Supplemental Security Benefits (SSI) are often a point of confusion for individuals filing taxes. This point of confusion, fought against by disability attorneys, is often conflated by the Social Security Administration. The SSA encourages those receiving SSI to report it.
In spite of what people think, Supplemental Security Benefits are completely non-taxable and, as such, do not need to be reported during tax season on a tax return. Some Social Security Benefits are taxable and do need to be reported but Supplemental Security Benefits do not generally fall into that category. The IRS, in Publication 907, which expressly addresses questions pertinent to people with disabilities, says specifically that social security benefits do not include Supplemental Security Benefits, which are not taxable.

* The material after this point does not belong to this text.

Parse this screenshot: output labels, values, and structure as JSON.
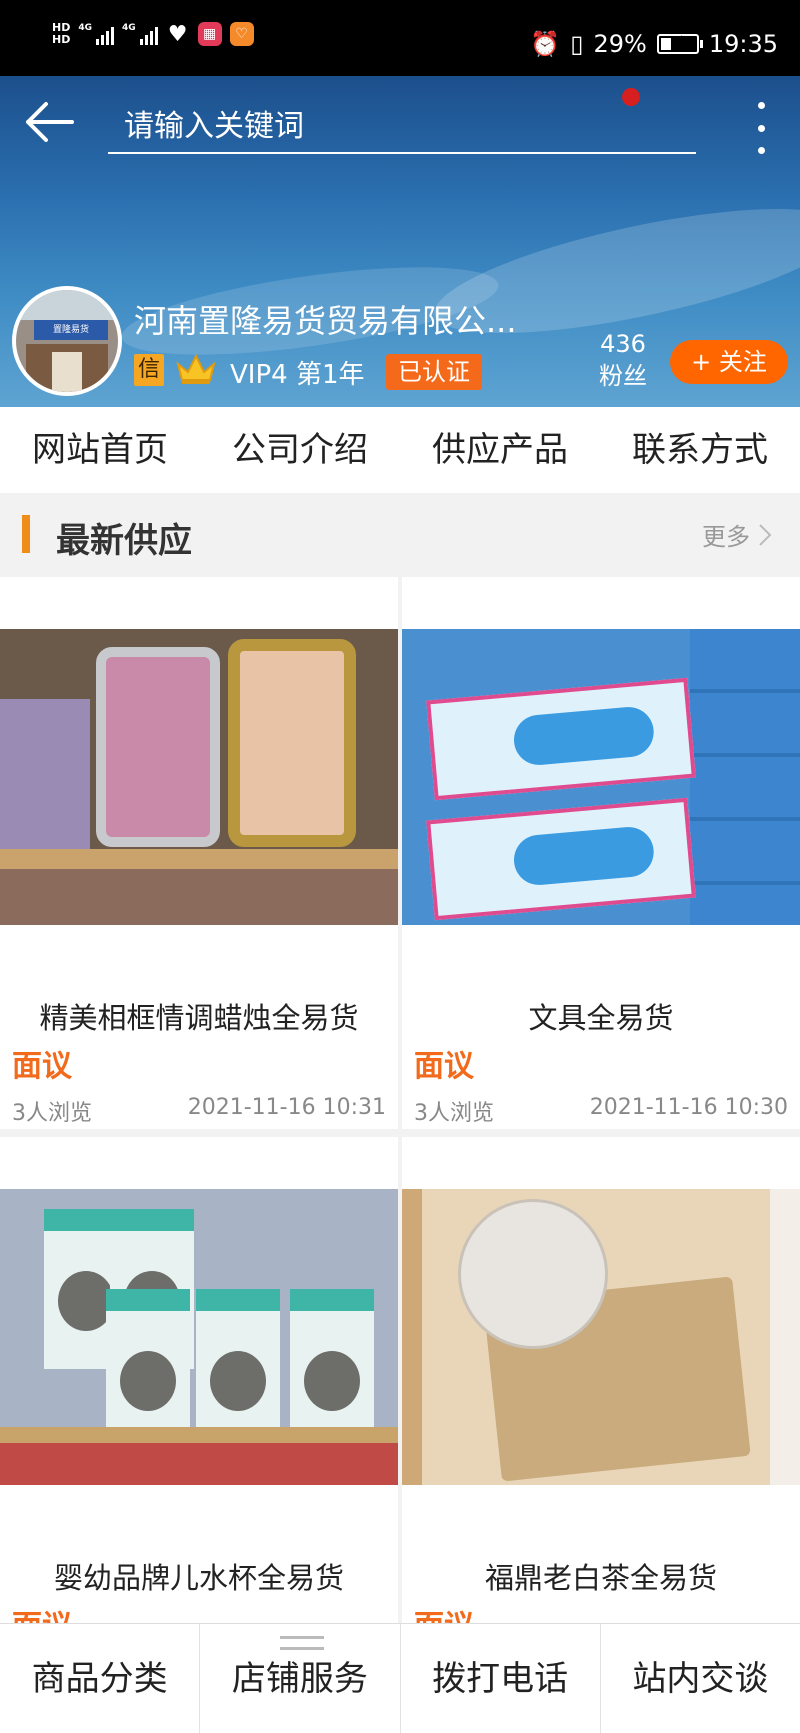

Individuals receiving SSI as part of their disability supplement should not include these payments on a tax return. Denver disability attorneys work for the maximum benefit award possible. It is encouraging to know that some of their hard work goes undisturbed by the tax system.
Related: Taxes and Your Disability Benefits Part I: Workers’ Compensation
Workers’ Compensation can be difficult, confusing, and very complex. Kaplan Morrell has helped thousands of injured workers since 1997 get the benefits they deserve. Contact us here or call us at 303-780-7329 for your free consultation.